### Your instructions
Where a line below contains "must", count it. Reply with the total only.

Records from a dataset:
○ ○ ○ ○ ○ ○ ○
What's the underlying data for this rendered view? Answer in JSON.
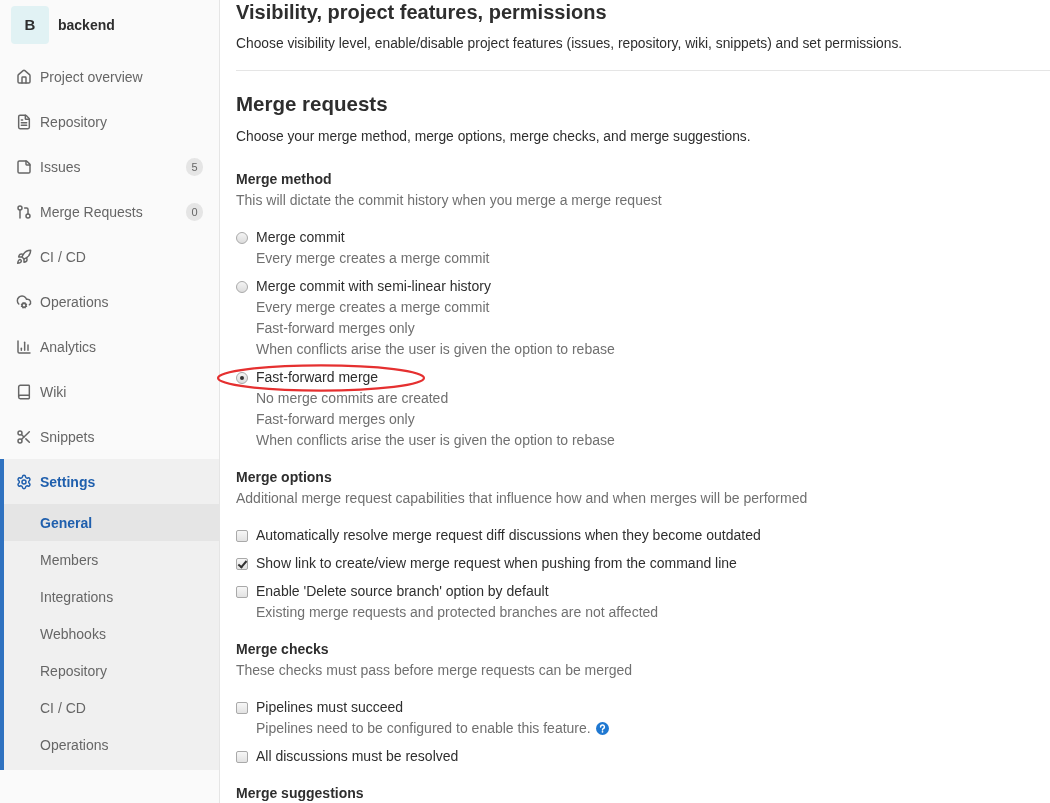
{
  "sidebar": {
    "project": {
      "avatar": "B",
      "name": "backend"
    },
    "items": [
      {
        "label": "Project overview",
        "selected": false
      },
      {
        "label": "Repository",
        "selected": false
      },
      {
        "label": "Issues",
        "badge": "5",
        "selected": false
      },
      {
        "label": "Merge Requests",
        "badge": "0",
        "selected": false
      },
      {
        "label": "CI / CD",
        "selected": false
      },
      {
        "label": "Operations",
        "selected": false
      },
      {
        "label": "Analytics",
        "selected": false
      },
      {
        "label": "Wiki",
        "selected": false
      },
      {
        "label": "Snippets",
        "selected": false
      },
      {
        "label": "Settings",
        "selected": true,
        "children": [
          {
            "label": "General",
            "selected": true
          },
          {
            "label": "Members",
            "selected": false
          },
          {
            "label": "Integrations",
            "selected": false
          },
          {
            "label": "Webhooks",
            "selected": false
          },
          {
            "label": "Repository",
            "selected": false
          },
          {
            "label": "CI / CD",
            "selected": false
          },
          {
            "label": "Operations",
            "selected": false
          }
        ]
      }
    ]
  },
  "page": {
    "visibility": {
      "title": "Visibility, project features, permissions",
      "description": "Choose visibility level, enable/disable project features (issues, repository, wiki, snippets) and set permissions."
    },
    "merge_requests": {
      "title": "Merge requests",
      "description": "Choose your merge method, merge options, merge checks, and merge suggestions.",
      "groups": [
        {
          "title": "Merge method",
          "description": "This will dictate the commit history when you merge a merge request",
          "options": [
            {
              "kind": "radio",
              "label": "Merge commit",
              "selected": false,
              "circled": false,
              "notes": [
                "Every merge creates a merge commit"
              ]
            },
            {
              "kind": "radio",
              "label": "Merge commit with semi-linear history",
              "selected": false,
              "circled": false,
              "notes": [
                "Every merge creates a merge commit",
                "Fast-forward merges only",
                "When conflicts arise the user is given the option to rebase"
              ]
            },
            {
              "kind": "radio",
              "label": "Fast-forward merge",
              "selected": true,
              "circled": true,
              "notes": [
                "No merge commits are created",
                "Fast-forward merges only",
                "When conflicts arise the user is given the option to rebase"
              ]
            }
          ]
        },
        {
          "title": "Merge options",
          "description": "Additional merge request capabilities that influence how and when merges will be performed",
          "options": [
            {
              "kind": "checkbox",
              "label": "Automatically resolve merge request diff discussions when they become outdated",
              "checked": false,
              "help_icon": false
            },
            {
              "kind": "checkbox",
              "label": "Show link to create/view merge request when pushing from the command line",
              "checked": true,
              "help_icon": false
            },
            {
              "kind": "checkbox",
              "label": "Enable 'Delete source branch' option by default",
              "checked": false,
              "help_icon": false,
              "notes": [
                "Existing merge requests and protected branches are not affected"
              ]
            }
          ]
        },
        {
          "title": "Merge checks",
          "description": "These checks must pass before merge requests can be merged",
          "options": [
            {
              "kind": "checkbox",
              "label": "Pipelines must succeed",
              "checked": false,
              "help_icon": true,
              "notes": [
                "Pipelines need to be configured to enable this feature."
              ]
            },
            {
              "kind": "checkbox",
              "label": "All discussions must be resolved",
              "checked": false,
              "help_icon": false
            }
          ]
        },
        {
          "title": "Merge suggestions"
        }
      ]
    }
  }
}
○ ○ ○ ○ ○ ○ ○
### Answer below
3